* EXERCISE *
Drop the pictures and repeat the remaining data exactly.

* ENTRIES SHOWN *

※ ※ ※

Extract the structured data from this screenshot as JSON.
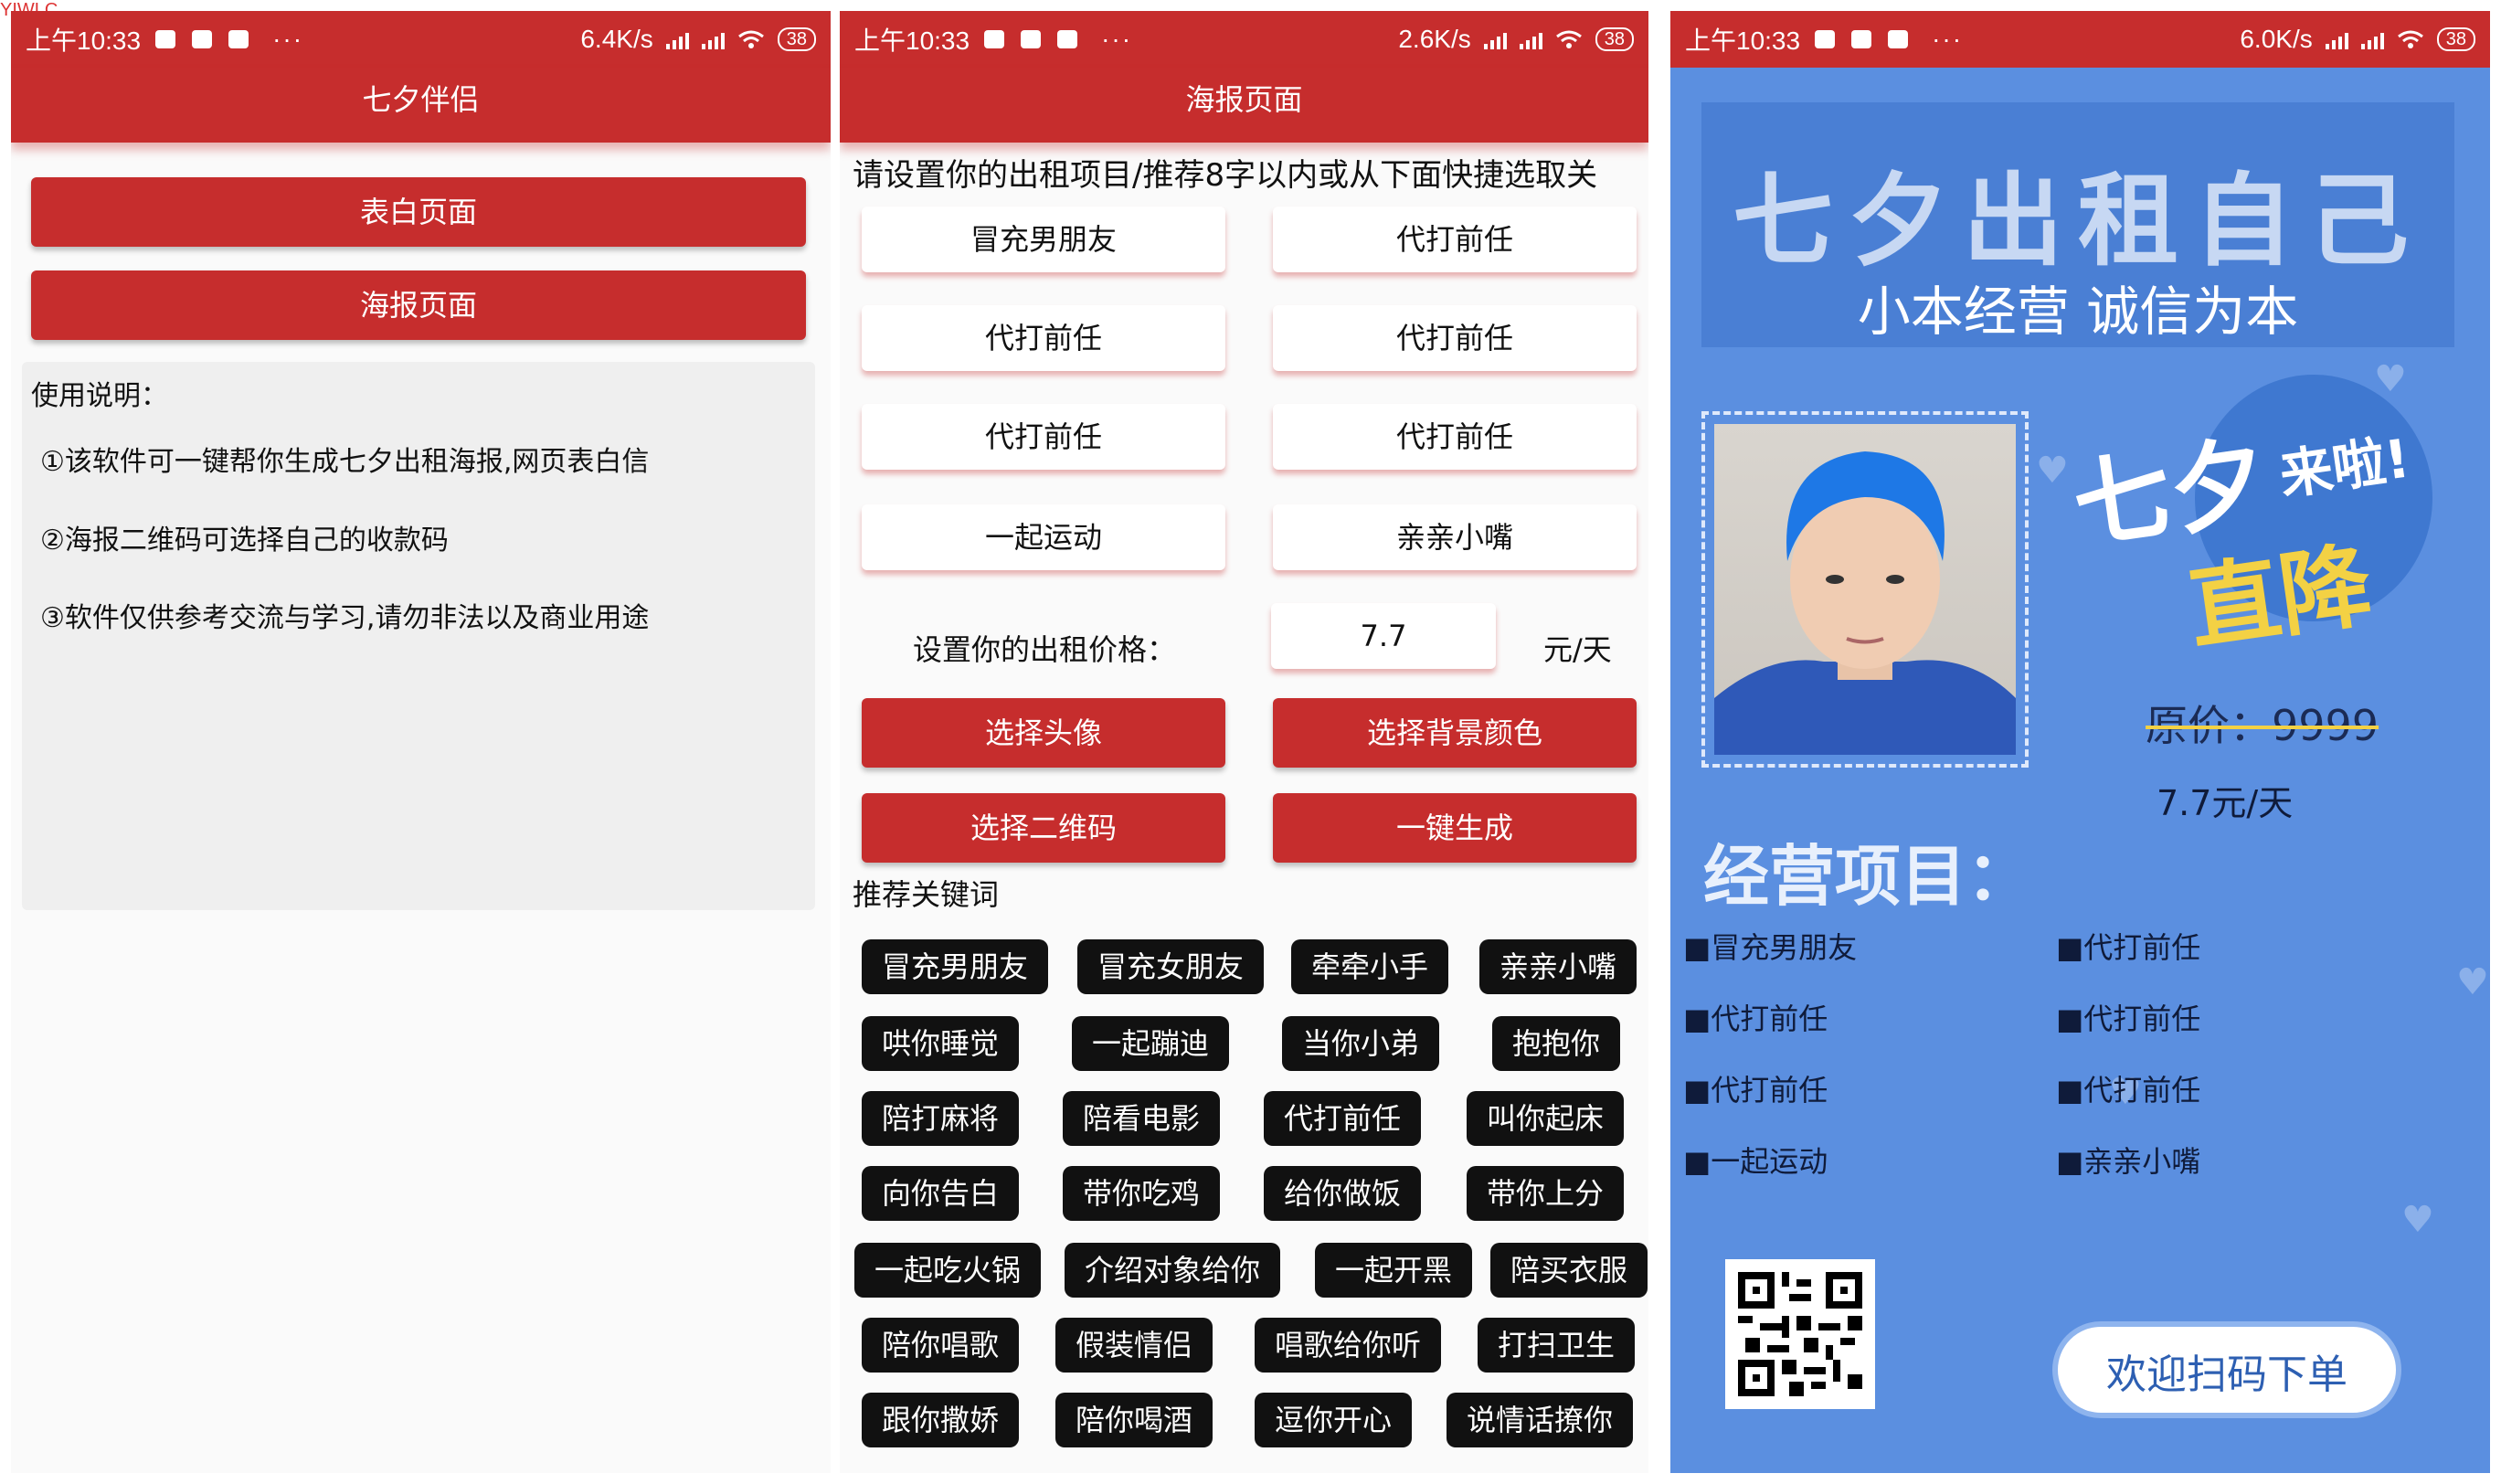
{
  "watermark": "YIWLC",
  "panels": [
    {
      "status": {
        "time": "上午10:33",
        "speed": "6.4K/s",
        "battery": "38"
      },
      "title": "七夕伴侣",
      "buttons": [
        "表白页面",
        "海报页面"
      ],
      "usage": {
        "title": "使用说明：",
        "lines": [
          "①该软件可一键帮你生成七夕出租海报,网页表白信",
          "②海报二维码可选择自己的收款码",
          "③软件仅供参考交流与学习,请勿非法以及商业用途"
        ]
      }
    },
    {
      "status": {
        "time": "上午10:33",
        "speed": "2.6K/s",
        "battery": "38"
      },
      "title": "海报页面",
      "prompt": "请设置你的出租项目/推荐8字以内或从下面快捷选取关",
      "items": [
        "冒充男朋友",
        "代打前任",
        "代打前任",
        "代打前任",
        "代打前任",
        "代打前任",
        "一起运动",
        "亲亲小嘴"
      ],
      "price_label": "设置你的出租价格：",
      "price_value": "7.7",
      "price_unit": "元/天",
      "actions": [
        "选择头像",
        "选择背景颜色",
        "选择二维码",
        "一键生成"
      ],
      "keywords_title": "推荐关键词",
      "keywords": [
        [
          "冒充男朋友",
          "冒充女朋友",
          "牵牵小手",
          "亲亲小嘴"
        ],
        [
          "哄你睡觉",
          "一起蹦迪",
          "当你小弟",
          "抱抱你"
        ],
        [
          "陪打麻将",
          "陪看电影",
          "代打前任",
          "叫你起床"
        ],
        [
          "向你告白",
          "带你吃鸡",
          "给你做饭",
          "带你上分"
        ],
        [
          "一起吃火锅",
          "介绍对象给你",
          "一起开黑",
          "陪买衣服"
        ],
        [
          "陪你唱歌",
          "假装情侣",
          "唱歌给你听",
          "打扫卫生"
        ],
        [
          "跟你撒娇",
          "陪你喝酒",
          "逗你开心",
          "说情话撩你"
        ]
      ]
    },
    {
      "status": {
        "time": "上午10:33",
        "speed": "6.0K/s",
        "battery": "38"
      },
      "header_title": "七夕出租自己",
      "header_subtitle": "小本经营 诚信为本",
      "promo_1": "七夕",
      "promo_2": "来啦!",
      "promo_3": "直降",
      "original_price": "原价：9999",
      "current_price": "7.7元/天",
      "items_title": "经营项目：",
      "items": [
        "■冒充男朋友",
        "■代打前任",
        "■代打前任",
        "■代打前任",
        "■代打前任",
        "■代打前任",
        "■一起运动",
        "■亲亲小嘴"
      ],
      "welcome": "欢迎扫码下单"
    }
  ],
  "colors": {
    "primary_red": "#c62d2d",
    "poster_blue": "#5b8fe0",
    "chip_black": "#111111",
    "accent_yellow": "#f3d144"
  }
}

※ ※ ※

* WORKED SOLUTION *
Extract the structured data from this screenshot as JSON.
{
  "watermark": "YIWLC",
  "panels": [
    {
      "status": {
        "time": "上午10:33",
        "speed": "6.4K/s",
        "battery": "38"
      },
      "title": "七夕伴侣",
      "buttons": [
        "表白页面",
        "海报页面"
      ],
      "usage": {
        "title": "使用说明：",
        "lines": [
          "①该软件可一键帮你生成七夕出租海报,网页表白信",
          "②海报二维码可选择自己的收款码",
          "③软件仅供参考交流与学习,请勿非法以及商业用途"
        ]
      }
    },
    {
      "status": {
        "time": "上午10:33",
        "speed": "2.6K/s",
        "battery": "38"
      },
      "title": "海报页面",
      "prompt": "请设置你的出租项目/推荐8字以内或从下面快捷选取关",
      "items": [
        "冒充男朋友",
        "代打前任",
        "代打前任",
        "代打前任",
        "代打前任",
        "代打前任",
        "一起运动",
        "亲亲小嘴"
      ],
      "price_label": "设置你的出租价格：",
      "price_value": "7.7",
      "price_unit": "元/天",
      "actions": [
        "选择头像",
        "选择背景颜色",
        "选择二维码",
        "一键生成"
      ],
      "keywords_title": "推荐关键词",
      "keywords": [
        [
          "冒充男朋友",
          "冒充女朋友",
          "牵牵小手",
          "亲亲小嘴"
        ],
        [
          "哄你睡觉",
          "一起蹦迪",
          "当你小弟",
          "抱抱你"
        ],
        [
          "陪打麻将",
          "陪看电影",
          "代打前任",
          "叫你起床"
        ],
        [
          "向你告白",
          "带你吃鸡",
          "给你做饭",
          "带你上分"
        ],
        [
          "一起吃火锅",
          "介绍对象给你",
          "一起开黑",
          "陪买衣服"
        ],
        [
          "陪你唱歌",
          "假装情侣",
          "唱歌给你听",
          "打扫卫生"
        ],
        [
          "跟你撒娇",
          "陪你喝酒",
          "逗你开心",
          "说情话撩你"
        ]
      ]
    },
    {
      "status": {
        "time": "上午10:33",
        "speed": "6.0K/s",
        "battery": "38"
      },
      "header_title": "七夕出租自己",
      "header_subtitle": "小本经营 诚信为本",
      "promo_1": "七夕",
      "promo_2": "来啦!",
      "promo_3": "直降",
      "original_price": "原价：9999",
      "current_price": "7.7元/天",
      "items_title": "经营项目：",
      "items": [
        "■冒充男朋友",
        "■代打前任",
        "■代打前任",
        "■代打前任",
        "■代打前任",
        "■代打前任",
        "■一起运动",
        "■亲亲小嘴"
      ],
      "welcome": "欢迎扫码下单"
    }
  ],
  "colors": {
    "primary_red": "#c62d2d",
    "poster_blue": "#5b8fe0",
    "chip_black": "#111111",
    "accent_yellow": "#f3d144"
  }
}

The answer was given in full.